### Dataset rows for apps and sites
──────────
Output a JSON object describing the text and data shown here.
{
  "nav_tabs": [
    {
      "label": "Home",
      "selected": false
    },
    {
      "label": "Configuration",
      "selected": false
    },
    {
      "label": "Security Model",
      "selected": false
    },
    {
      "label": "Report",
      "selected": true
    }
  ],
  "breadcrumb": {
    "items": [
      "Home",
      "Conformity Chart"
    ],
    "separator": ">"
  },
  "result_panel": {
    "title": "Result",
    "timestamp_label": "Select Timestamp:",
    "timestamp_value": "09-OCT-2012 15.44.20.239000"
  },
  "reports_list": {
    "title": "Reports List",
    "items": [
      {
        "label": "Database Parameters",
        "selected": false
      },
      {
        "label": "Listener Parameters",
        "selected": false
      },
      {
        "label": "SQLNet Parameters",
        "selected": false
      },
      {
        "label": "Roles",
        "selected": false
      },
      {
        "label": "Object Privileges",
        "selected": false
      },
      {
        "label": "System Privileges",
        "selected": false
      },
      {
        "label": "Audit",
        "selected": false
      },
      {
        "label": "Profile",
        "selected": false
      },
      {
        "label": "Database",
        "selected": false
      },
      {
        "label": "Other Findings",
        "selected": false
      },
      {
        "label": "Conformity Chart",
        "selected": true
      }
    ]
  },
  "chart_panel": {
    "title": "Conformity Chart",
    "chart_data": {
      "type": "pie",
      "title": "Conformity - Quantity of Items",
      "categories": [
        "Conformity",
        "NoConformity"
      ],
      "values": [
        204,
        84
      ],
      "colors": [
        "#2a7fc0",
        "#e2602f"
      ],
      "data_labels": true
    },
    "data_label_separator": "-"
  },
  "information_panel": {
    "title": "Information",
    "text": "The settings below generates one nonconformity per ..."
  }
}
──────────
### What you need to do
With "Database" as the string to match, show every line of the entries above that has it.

### The completed task
        "label": "Database Parameters",
        "label": "Database",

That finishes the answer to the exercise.